Julio Cortez / AP

No, Sen. Joe Manchin isn't going to become Energy secretary — the dream scenario some White House officials had for replacing a Democratic senator with a Republican, thereby gaining the 50th vote for Affordable Care Act repeal. But the New York Times reports that there's another, not totally implausible scenario — because Democratic Sen. Robert Menendez is going on trial soon on federal corruption charges.

  • If the New Jersey senator is convicted, he could resign, or the Senate could vote to expel him (it would take two thirds of the Senate to throw him out).
  • Either way, New Jersey Gov. Chris Christie would appoint his replacement — who would almost certainly be a Republican.
  • The odds: It's really not knowable until the trial begins and we get a better sense of the case against Menendez. For now, it's just another “what if" scenario. But it's not impossible.

Go deeper

Twitter launches warnings on election misinformation and delays

Photo: courtesy of Twitter

Twitter will start pinning notices to the top of all U.S. Twitter users’ timelines warning that results in next week’s election may be delayed and that they may encounter misinformation on mail-in voting.

Why it matters: Delayed election results are expected across many states that are handling unprecedented amounts of absentee and mailed ballots, which President Trump has baselessly called "very dangerous" and "corrupt."

Miriam Kramer, author of Space
31 mins ago - Science

NASA confirms water exists on sunny parts of the Moon

Photo: NASA/JPL/USGS

Water on the Moon might be more easily accessible than previously thought, opening up new possible avenues for future human exploration, according to a new study.

Why it matters: NASA is aiming to send people back to the Moon as part of its Artemis program by 2024, with plans to eventually create a sustainable presence on the lunar surface. That sustainability relies on mining the moon for its resources, like water.

Updated 1 hour ago - Politics & Policy

Pence no longer expected at Amy Coney Barrett's final confirmation vote

Photo: Ben Hasty/MediaNews Group/Reading Eagle via Getty Images

Vice President Mike Pence no longer plans to attend the Senate's final confirmation vote for Judge Amy Coney Barrett, a Pence aide confirmed to CNN and Politico on Monday. On Sunday, Senate Democrats claimed that his presence after possible exposure to the coronavirus would be a "violation of common decency."

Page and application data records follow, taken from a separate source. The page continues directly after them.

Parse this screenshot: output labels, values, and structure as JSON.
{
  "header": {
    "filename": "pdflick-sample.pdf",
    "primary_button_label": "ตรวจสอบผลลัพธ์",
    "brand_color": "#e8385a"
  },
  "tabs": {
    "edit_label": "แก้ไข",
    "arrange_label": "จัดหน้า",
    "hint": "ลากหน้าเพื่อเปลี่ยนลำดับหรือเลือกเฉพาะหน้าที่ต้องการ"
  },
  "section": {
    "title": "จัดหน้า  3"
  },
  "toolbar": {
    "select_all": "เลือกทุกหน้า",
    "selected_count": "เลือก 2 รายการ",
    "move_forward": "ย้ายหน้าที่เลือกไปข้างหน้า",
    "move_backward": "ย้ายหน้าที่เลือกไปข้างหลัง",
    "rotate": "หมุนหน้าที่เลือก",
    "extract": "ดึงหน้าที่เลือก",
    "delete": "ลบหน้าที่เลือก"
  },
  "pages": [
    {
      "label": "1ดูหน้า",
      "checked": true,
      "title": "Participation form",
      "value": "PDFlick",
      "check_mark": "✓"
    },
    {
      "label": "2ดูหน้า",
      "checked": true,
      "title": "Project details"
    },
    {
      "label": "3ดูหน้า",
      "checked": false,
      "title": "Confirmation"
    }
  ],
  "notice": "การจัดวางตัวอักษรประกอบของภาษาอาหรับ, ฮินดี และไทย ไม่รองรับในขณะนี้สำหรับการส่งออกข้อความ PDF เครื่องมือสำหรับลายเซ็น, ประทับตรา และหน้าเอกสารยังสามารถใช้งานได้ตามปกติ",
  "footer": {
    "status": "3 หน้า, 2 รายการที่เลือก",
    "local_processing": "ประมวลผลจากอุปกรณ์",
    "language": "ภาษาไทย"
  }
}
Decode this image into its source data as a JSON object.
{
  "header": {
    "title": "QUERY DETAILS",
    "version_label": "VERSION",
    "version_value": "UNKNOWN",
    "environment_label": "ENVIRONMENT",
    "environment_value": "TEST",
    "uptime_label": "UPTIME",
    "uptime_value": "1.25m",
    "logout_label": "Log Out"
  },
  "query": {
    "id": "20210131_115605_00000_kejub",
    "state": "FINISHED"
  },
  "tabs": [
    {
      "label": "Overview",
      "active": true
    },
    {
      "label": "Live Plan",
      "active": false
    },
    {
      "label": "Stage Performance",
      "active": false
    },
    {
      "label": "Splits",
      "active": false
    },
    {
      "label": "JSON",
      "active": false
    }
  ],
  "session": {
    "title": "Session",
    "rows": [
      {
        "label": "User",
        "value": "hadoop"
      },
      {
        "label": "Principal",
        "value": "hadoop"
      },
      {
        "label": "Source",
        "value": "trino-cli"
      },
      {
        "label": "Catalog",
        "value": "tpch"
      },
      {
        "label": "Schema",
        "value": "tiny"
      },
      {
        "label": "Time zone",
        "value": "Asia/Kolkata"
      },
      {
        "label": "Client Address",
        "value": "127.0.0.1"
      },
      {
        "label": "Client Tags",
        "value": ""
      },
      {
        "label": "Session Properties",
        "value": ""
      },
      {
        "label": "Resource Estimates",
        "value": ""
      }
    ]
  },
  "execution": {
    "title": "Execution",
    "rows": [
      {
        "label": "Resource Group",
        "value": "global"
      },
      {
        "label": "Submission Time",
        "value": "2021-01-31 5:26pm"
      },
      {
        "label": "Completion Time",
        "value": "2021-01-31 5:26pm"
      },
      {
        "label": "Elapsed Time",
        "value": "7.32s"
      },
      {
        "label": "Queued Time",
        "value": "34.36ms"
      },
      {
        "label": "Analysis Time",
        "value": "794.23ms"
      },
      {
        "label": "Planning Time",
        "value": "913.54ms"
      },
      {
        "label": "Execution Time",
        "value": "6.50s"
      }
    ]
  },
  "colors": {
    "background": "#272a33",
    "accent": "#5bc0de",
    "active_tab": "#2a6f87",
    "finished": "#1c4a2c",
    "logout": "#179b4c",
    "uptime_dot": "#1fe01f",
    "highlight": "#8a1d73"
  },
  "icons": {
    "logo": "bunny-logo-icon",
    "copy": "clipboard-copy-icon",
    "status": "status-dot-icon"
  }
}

Driving the news: Five of Pence's aides were recently diagnosed with COVID-19, including his chief of staff, who is currently quarantining. Pence has continued his campaign travel despite his possible exposure, which goes against CDC guidelines.